• _How to complete this task_:
Within the entries below, every line containing "tears" is to be copied.

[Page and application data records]

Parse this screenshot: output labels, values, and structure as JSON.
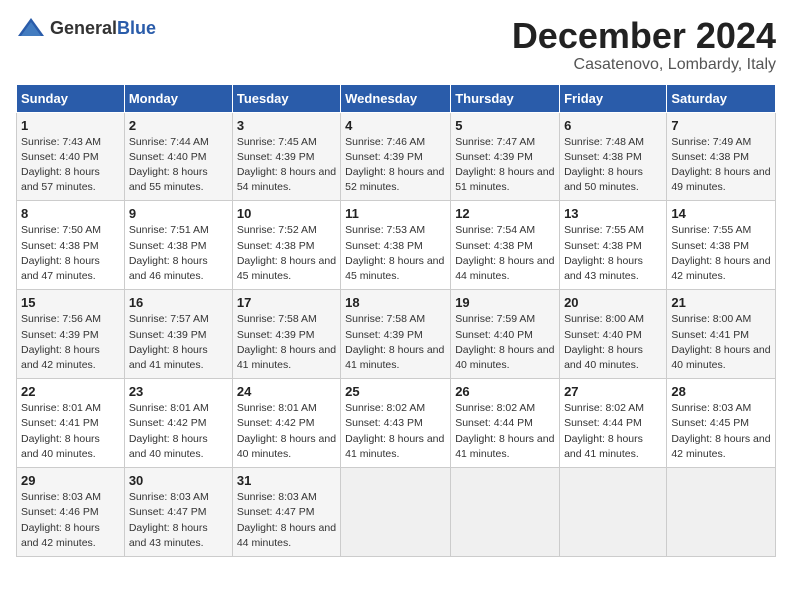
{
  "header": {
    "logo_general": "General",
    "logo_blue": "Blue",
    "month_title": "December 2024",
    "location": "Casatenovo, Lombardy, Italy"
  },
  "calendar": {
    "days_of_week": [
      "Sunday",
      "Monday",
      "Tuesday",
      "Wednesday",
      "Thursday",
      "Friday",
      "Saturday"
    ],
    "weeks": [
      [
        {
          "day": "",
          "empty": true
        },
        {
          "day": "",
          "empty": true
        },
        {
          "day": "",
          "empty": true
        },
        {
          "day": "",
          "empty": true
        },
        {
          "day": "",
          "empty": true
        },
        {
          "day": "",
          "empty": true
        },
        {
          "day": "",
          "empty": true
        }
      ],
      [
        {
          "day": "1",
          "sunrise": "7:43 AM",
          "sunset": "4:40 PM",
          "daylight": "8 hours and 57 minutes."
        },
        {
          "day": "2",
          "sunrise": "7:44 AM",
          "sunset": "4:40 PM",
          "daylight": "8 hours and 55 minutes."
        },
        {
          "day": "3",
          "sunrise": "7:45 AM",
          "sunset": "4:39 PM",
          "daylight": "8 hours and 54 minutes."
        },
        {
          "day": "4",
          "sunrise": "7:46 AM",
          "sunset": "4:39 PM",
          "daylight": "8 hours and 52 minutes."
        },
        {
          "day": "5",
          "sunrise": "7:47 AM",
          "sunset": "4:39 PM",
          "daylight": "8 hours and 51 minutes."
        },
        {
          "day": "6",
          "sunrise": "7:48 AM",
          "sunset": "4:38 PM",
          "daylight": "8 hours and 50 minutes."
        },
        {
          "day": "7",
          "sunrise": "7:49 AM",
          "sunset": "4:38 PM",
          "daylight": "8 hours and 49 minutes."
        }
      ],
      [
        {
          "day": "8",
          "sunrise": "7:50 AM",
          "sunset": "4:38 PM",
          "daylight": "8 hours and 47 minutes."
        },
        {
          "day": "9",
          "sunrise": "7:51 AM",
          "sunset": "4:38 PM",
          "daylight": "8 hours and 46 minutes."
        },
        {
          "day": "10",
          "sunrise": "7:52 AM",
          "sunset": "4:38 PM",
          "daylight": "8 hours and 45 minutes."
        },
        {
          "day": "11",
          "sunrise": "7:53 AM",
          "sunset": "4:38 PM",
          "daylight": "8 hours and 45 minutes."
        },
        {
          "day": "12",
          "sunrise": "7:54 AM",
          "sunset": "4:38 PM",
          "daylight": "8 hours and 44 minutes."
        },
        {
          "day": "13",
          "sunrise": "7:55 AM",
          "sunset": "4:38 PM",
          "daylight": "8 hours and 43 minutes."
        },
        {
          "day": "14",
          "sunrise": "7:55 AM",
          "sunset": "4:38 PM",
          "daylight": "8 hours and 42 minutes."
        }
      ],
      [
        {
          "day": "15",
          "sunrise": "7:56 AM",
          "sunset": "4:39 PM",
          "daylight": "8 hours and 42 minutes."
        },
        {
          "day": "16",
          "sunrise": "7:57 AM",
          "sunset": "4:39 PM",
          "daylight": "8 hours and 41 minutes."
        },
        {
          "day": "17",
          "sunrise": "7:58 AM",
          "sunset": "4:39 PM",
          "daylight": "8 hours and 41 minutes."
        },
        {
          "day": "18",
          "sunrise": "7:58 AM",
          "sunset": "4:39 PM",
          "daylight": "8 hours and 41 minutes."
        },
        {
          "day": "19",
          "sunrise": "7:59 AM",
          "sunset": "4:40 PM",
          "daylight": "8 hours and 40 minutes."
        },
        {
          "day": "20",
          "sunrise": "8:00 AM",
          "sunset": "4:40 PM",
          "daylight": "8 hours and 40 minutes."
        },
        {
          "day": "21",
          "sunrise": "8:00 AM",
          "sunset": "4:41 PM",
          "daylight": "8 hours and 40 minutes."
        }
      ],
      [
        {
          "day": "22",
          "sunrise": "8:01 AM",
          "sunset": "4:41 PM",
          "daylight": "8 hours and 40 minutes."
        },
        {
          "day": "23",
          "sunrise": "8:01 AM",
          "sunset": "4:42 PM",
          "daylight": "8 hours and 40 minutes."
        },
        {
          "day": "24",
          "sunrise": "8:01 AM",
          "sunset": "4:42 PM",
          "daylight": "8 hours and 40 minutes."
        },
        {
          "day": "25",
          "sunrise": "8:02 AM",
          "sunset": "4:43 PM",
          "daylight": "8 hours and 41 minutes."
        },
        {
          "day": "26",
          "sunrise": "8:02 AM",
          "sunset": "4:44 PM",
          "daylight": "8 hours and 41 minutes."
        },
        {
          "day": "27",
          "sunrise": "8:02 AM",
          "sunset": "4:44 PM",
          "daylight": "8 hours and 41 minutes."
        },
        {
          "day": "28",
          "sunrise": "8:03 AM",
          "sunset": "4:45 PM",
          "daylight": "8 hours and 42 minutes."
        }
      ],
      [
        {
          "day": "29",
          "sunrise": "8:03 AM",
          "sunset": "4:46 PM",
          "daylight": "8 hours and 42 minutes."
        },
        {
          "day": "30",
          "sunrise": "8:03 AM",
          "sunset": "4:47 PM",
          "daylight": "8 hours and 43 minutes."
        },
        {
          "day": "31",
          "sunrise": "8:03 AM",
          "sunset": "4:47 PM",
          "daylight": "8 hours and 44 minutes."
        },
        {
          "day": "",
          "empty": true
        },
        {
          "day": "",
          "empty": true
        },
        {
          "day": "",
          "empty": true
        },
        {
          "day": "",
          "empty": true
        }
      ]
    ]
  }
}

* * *

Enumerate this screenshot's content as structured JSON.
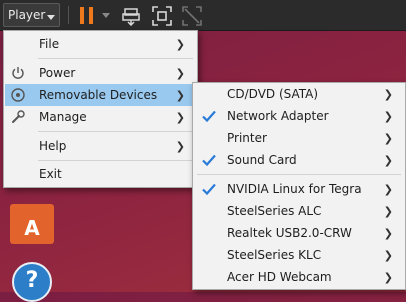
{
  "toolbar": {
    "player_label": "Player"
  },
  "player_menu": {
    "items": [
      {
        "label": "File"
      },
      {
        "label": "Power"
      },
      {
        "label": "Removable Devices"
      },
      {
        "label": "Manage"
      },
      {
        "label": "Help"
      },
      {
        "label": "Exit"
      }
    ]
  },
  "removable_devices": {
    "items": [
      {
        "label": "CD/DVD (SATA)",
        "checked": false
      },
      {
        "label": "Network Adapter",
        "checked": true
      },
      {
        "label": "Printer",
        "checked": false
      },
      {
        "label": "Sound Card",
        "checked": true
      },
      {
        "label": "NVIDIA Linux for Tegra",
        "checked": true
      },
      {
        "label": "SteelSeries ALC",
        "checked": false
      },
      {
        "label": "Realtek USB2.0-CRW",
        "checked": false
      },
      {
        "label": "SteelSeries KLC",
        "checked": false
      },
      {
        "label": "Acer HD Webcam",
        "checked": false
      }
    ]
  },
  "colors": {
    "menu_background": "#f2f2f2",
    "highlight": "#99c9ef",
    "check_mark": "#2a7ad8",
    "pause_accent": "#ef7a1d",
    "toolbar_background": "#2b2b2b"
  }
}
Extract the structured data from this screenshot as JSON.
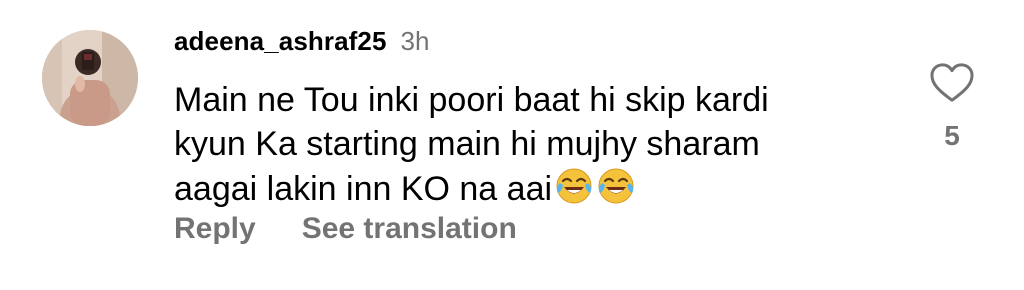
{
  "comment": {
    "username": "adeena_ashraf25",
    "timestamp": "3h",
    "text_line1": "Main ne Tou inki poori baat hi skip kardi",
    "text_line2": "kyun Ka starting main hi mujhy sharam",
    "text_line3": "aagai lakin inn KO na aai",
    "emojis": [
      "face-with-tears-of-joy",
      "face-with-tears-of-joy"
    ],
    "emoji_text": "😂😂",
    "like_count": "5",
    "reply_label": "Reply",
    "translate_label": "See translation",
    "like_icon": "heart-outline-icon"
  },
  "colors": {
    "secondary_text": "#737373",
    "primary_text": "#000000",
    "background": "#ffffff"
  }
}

• _Response to this task_:
      "face-with-tears-of-joy",
      "face-with-tears-of-joy"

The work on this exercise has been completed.